Tell us about the inception of Pratilipi.

I was born in a village where the only language of communication was Hindi. I started reading a lot of Hindi literature going through various stages –– classical, contemporary et al. It was during my engineering days that I grasped the dearth of Hindi content. Offline bookstores can maybe carry a couple of thousands of books. And online there really wasn’t anything, back in 2006. This was when I started reading in English while simultaneously complaining to my friends. People should ideally have access to literature in any language they wish to read it in –– German, Tamil, French, Telugu.... It should not be because of lack of access. It was when I quit my job and my friends rallied around me to actually solve this problem myself, did Pratilipi come together. They turned around to do this with me.

And the driving idea behind it would be….

It’s essentially access. Access is no longer limited to just language anymore, I believe. The basic premise is that if you want to share a story with the rest of the world, language, geography, format, money and technical literacy shouldn’t act as deterrents. And if the story is good, we figure out other formats in which the story could be shared. Can we basically build a product which finds the future J.K.Rowling? That’s the goal that we are working towards.

Would you consider yourself competing with conventional forms of publishing?

We don’t see ourselves as competition to traditional publishing houses. In fact we have partnered with few publishers to publish stories that were published on Pratilipi first. We think that traditional books are just another format.

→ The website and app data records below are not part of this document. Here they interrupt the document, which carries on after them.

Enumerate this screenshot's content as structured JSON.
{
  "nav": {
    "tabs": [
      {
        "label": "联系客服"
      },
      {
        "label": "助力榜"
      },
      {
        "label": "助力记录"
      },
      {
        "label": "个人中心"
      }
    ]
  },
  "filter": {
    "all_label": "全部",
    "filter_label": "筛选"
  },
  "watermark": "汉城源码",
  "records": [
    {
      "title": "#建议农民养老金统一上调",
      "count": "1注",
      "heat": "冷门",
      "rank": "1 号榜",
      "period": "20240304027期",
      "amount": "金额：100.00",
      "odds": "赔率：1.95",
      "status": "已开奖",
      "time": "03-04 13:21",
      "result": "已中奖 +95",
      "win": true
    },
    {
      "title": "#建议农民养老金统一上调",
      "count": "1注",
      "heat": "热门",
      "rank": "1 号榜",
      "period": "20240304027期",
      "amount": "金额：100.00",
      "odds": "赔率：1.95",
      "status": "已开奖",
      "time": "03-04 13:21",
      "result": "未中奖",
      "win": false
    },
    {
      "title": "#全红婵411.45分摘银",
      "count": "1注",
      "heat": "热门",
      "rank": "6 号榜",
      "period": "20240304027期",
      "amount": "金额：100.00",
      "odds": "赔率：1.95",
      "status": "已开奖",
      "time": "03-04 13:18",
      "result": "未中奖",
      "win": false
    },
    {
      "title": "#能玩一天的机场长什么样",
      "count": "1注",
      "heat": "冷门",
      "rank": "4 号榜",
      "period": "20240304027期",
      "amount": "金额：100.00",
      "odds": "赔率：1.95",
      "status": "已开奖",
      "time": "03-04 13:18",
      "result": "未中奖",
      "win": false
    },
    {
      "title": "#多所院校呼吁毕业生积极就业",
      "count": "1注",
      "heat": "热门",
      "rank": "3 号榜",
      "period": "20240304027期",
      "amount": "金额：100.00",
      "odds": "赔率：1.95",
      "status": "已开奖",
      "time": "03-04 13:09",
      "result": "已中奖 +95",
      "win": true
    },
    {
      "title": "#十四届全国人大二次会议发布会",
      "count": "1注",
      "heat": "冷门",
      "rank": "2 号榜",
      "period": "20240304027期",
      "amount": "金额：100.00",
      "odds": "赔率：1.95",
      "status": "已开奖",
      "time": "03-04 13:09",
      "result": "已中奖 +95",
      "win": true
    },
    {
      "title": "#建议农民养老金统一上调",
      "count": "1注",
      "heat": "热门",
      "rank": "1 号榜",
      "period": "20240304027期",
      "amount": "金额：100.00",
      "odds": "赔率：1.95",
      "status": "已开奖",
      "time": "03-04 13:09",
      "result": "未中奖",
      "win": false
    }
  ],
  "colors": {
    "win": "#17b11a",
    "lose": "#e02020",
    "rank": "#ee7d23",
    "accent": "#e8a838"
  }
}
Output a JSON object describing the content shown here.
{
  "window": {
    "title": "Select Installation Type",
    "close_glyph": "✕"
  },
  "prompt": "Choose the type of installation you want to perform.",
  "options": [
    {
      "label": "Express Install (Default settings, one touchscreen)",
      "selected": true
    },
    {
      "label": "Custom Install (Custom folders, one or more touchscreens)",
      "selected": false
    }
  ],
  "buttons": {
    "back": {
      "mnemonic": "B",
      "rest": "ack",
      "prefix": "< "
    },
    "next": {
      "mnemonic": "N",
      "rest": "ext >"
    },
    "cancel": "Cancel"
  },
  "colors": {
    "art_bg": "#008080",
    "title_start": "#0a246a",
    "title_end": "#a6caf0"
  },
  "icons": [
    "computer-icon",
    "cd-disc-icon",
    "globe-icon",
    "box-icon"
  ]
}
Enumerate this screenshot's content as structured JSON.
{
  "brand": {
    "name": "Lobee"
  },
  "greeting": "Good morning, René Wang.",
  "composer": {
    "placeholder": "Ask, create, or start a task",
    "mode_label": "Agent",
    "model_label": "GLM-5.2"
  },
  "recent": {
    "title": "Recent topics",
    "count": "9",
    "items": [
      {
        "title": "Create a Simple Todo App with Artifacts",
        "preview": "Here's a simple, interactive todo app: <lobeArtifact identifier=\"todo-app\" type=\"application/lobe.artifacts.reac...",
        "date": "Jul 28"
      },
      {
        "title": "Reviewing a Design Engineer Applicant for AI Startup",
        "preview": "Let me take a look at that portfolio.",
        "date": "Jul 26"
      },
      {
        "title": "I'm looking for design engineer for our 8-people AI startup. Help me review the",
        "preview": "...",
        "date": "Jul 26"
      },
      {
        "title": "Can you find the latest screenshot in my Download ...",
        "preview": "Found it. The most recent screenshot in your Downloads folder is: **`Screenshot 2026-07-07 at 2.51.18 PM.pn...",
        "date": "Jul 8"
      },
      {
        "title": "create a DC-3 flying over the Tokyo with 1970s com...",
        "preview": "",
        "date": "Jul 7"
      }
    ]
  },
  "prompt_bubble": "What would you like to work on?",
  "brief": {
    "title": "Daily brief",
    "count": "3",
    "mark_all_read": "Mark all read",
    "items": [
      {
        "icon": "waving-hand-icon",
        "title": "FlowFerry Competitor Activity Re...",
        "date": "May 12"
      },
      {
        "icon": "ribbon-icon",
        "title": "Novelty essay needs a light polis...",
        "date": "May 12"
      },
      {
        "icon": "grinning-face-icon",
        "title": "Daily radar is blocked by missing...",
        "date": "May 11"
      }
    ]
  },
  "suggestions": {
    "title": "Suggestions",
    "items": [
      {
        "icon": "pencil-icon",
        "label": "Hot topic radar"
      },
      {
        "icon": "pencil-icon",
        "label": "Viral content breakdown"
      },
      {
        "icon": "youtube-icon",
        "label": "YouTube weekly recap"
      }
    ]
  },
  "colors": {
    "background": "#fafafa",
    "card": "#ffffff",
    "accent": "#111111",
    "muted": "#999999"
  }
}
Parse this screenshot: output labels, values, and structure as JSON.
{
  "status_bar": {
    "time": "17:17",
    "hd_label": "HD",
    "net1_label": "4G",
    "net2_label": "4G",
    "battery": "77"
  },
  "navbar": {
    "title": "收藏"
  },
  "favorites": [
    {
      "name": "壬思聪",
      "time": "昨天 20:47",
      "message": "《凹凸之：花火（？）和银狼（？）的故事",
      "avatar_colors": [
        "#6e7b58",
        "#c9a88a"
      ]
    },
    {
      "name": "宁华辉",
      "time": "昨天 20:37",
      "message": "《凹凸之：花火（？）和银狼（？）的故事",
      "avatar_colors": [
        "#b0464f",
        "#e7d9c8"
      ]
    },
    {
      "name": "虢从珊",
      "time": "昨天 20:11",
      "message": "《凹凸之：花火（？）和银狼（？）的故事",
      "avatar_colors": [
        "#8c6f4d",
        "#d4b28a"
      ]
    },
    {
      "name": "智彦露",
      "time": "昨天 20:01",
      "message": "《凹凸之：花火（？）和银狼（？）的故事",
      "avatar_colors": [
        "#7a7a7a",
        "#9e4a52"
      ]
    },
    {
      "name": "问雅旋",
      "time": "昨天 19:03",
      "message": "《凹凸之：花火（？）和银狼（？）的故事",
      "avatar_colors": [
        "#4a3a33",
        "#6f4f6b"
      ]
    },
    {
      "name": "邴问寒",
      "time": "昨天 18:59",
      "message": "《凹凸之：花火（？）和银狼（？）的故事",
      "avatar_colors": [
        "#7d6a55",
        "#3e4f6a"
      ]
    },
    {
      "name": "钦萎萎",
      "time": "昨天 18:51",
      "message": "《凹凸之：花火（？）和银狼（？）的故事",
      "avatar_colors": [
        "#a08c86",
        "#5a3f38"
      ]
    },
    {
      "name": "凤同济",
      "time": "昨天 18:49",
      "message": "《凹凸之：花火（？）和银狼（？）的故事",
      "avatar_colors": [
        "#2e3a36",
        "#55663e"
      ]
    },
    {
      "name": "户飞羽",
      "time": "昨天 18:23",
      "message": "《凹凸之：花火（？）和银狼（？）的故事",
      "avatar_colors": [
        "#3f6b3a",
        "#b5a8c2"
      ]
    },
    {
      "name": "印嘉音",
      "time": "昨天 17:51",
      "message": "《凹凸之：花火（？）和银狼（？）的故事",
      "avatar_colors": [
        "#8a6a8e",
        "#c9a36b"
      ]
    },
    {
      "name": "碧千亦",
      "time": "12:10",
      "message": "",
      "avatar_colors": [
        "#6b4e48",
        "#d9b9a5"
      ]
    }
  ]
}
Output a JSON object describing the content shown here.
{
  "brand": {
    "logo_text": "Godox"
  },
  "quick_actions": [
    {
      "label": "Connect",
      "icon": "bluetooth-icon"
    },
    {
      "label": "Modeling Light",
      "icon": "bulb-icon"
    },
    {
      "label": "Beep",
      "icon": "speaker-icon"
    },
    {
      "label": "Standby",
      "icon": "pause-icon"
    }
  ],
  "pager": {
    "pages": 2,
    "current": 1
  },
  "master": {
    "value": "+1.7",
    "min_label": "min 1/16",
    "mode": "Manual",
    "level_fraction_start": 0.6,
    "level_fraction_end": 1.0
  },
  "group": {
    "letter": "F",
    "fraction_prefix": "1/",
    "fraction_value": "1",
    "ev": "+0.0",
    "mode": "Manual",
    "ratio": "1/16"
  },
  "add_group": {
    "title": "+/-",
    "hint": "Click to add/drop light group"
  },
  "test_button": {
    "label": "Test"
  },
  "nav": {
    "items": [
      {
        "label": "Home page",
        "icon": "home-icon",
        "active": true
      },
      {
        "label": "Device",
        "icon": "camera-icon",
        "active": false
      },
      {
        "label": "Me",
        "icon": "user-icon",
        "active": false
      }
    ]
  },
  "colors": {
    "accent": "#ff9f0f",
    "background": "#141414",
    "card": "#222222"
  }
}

Pratilipi doesn’t have a very tall goal claiming to make reading popular again. That’s not what we are trying to do. We don’t think we are smart or ambitious enough to do that. Our theory is simple –– if you want to read, we will ensure you have enough, in whatever format. We are definitely not trying to change user behaviour. That is why we have continued to launch newer languages and newer formats and we will continue to launch in newer geographies as well.

Do share your thoughts on translations.

We have done some translations in the past as well but we will definitely do more in the future. Again, my theory is quite simple, if a story is well-received in one language, chances are they should be well-received in other languages as well.

Tell us a little about the audiobooks space and its evolution over the years.

For different use cases different formats work a little better. For example, the three major formats that we have today are audio, video and text. Text is great because it’s easy to browse through and it triggers your imaginative muscles. Irrespective of how much details a writer provides, there are blank spaces that can be filled in. Videos are the other extreme, it’s difficult to browse but it’s relatively easier to consume. It’s a running joke, the amount of time that is required to decide what to watch on Netflix. There is also the parallel that you don’t need to be completely watching a movie; one can watch a movie and have a drink or write a story. Audio is somewhere in between, it’s impossibly hard to browse. Ask any podcast creator who isn’t already a famous name! Otherwise it’s very hard to increase discoverability for audio. On the other hand, involvement is less because you can also drive a car or go for a run while listening to audio. So accordingly we can demarcate a separate platform to each piece of content.

We look at the market as being platform agnostic. We just want to provide more choices. You want to read it in book format, it will be on Pratilipi; you want to listen to it in podcast format; you will find it here; or you want to read it in a comic format, that too will have a space on Pratilipi. To look at it in another way, our own audio company competes with Pratilipi as well.

Since you are a voracious reader, what are your thoughts on contemporary content and what are you reading right now?

I think reading is like eating food –– it’s not like comparing idli with dosa or aloo paratha. Some like one and some like the other. I think reading is similar for me and I read across genres and now across two languages Hindi and English. Currently I am re-reading Artemis Fowl by Eoin Colfer.



Advertisement
Advertisement
Advertisement
 
 
 
Copyright © 2020 The Telegraph. All rights reserved.